By the time July rolled around we were all as tight knit as possible. We had our hates, and dislikes, we laughed when ever someone fell into the lake off the rescue board when they were trying to get back from the raft, and we had our family get togethers. There were arguments over who got to eat the last of the Foxbrook Hot dogs, or why we didn't tell the supervisors that one of us had brought a cake, and who were we to eat it all?
And then he walked in. He was already there, when we first years arrived. All thin limbed, and smiles, and shaggy hair, as the others who already knew who he was went up to him, cheerfully, hugged him and asked how life had been going. And us? Us first years stood around in shock, because how dare he intrude on our new life, our new family, our new home, like who the hell was he? Alex told us who he was, a sixth year here, who was going to be put as Head Guard again now that Mike was gone, and he wasn't here during the first half of the season because he was in Chile, studying abroad. By the time Mid July rolled around, it became an intricate family again.
We tried to make tye-dye t-shirts and forgot to add water to the shirts, so we wasted half the dye. We laughed and joked around, he led all of us well, and we were like the little ducklings that followed him everywhere. Against the other beaches, we all cheered for him as he ran the last leg of the race and won us second place, laughed when we surprised him, or commented on how small his waist was, and really did he keep his hip pack this short round?
But then, summer was over. People were leaving all the time, beaches were closing down, and more of them were joining us here at Foxbrook. They were like our extended family, people we saw and met sometimes but weren't with us 24/7. Awards were handed out, with laughs when one of our members won Best Baked Goods for all the cakes she gave us, and all of us cried out her name while the other beaches were confused. Later we found that that was Josh's last parting gift, electing us all for stuff he thought was a good inside joke, like Clayton's "secret ginger" award.
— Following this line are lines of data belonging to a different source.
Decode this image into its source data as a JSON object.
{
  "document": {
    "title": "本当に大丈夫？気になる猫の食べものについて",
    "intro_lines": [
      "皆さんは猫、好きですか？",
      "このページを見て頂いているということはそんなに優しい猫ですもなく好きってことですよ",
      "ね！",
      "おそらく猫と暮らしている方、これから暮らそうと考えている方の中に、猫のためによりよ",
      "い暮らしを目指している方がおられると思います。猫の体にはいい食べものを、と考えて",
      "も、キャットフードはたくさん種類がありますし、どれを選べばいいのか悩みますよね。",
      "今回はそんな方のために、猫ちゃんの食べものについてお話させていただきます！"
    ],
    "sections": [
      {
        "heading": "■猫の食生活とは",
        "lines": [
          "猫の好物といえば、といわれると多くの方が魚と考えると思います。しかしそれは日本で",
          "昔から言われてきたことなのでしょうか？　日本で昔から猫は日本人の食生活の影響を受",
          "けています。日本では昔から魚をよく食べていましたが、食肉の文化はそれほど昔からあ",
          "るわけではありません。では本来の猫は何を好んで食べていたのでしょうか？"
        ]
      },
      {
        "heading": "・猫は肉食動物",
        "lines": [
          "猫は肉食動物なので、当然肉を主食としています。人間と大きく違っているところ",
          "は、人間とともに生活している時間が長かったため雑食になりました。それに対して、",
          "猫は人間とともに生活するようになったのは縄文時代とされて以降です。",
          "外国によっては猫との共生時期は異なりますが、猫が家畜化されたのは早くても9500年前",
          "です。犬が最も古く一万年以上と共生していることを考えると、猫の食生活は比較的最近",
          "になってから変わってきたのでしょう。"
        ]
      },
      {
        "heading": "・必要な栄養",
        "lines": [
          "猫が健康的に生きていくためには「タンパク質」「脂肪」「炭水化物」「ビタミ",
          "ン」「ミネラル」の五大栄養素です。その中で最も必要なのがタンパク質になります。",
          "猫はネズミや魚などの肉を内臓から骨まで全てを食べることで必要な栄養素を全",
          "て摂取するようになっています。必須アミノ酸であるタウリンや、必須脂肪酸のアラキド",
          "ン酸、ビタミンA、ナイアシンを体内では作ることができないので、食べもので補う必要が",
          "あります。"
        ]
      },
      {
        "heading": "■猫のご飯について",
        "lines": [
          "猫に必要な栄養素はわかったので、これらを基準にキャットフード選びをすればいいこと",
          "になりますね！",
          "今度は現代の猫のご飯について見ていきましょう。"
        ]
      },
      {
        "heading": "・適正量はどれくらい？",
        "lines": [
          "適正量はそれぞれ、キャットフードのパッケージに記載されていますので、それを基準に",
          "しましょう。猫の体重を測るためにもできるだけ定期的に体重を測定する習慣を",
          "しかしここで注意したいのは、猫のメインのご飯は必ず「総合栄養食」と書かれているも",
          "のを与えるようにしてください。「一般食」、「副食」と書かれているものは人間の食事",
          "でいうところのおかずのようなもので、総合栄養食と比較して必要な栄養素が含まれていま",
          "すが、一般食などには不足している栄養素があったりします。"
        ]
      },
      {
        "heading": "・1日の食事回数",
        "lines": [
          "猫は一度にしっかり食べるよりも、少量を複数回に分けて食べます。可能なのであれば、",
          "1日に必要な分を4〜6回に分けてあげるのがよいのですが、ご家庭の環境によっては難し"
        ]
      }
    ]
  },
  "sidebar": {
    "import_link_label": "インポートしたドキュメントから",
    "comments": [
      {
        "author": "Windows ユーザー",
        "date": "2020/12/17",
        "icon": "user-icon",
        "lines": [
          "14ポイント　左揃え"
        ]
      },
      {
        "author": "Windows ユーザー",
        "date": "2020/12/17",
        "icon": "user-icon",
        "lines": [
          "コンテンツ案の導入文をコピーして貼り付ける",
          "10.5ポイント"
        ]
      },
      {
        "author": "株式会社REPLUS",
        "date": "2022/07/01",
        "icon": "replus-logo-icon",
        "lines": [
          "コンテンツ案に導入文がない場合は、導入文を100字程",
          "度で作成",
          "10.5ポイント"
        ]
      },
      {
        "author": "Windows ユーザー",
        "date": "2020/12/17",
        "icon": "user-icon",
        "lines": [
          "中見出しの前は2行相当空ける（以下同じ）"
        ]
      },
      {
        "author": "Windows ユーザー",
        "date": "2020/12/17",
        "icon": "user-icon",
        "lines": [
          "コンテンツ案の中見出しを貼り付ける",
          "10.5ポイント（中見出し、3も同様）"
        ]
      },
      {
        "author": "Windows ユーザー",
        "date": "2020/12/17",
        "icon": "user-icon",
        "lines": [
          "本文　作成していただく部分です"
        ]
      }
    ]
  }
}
And then people left, one by one, they were going off to college early, had another job to do, just needed a break, and then that was it. It was sad, and even more when we found out that Josh, he wasn't coming back next year. "I've had a long run," he said when we asked, pleaded, begged if he would come back, just one more year with all of us, just one more year as coworkers, friends. We knew that if he didn't come back, it was unlikely that we'd ever see him again. "Nah," he said, "I've got places to go, people to see, things to do, I've got to get on with my life. This was nice while it lasted." We hung our heads, cried a bit, away from prying eyes, but somehow he always caught us. The last day I went around to everyone, hugs were given, tears were shed, "See ya Josh," I said, with a little mischievous smile that made him somehow laugh and shake his head, "See ya," he said, as he reached out and gave me a hug. I had his address in my pocket, in order to send him the pictures from this summer, "I'm gonna miss your cakes," he said to me.
"Yeah?" I ask, a hand on my hip, "You sure bout that?"
He laughed, something that I'm pretty sure all of us were burning into our brains, that sound.
"I'll make sure to try and send you one on your birthday," I say and we both know that I'm not gonna do that, but it's the thought that counts. "Come and visit us, one day," I say to him, "And maybe, just maybe, it'll be a day with cake."
He smiles again, because he's already promised us he'll visit us sometime, and we're all hoping that we'll be on when he does.
"See ya Josh," I say again, grabbing my stuff.
"See ya (name)," he says and I'm walking out the door, a smile on my face.
Even though I'll never see him again, I couldn't have asked for a better friend.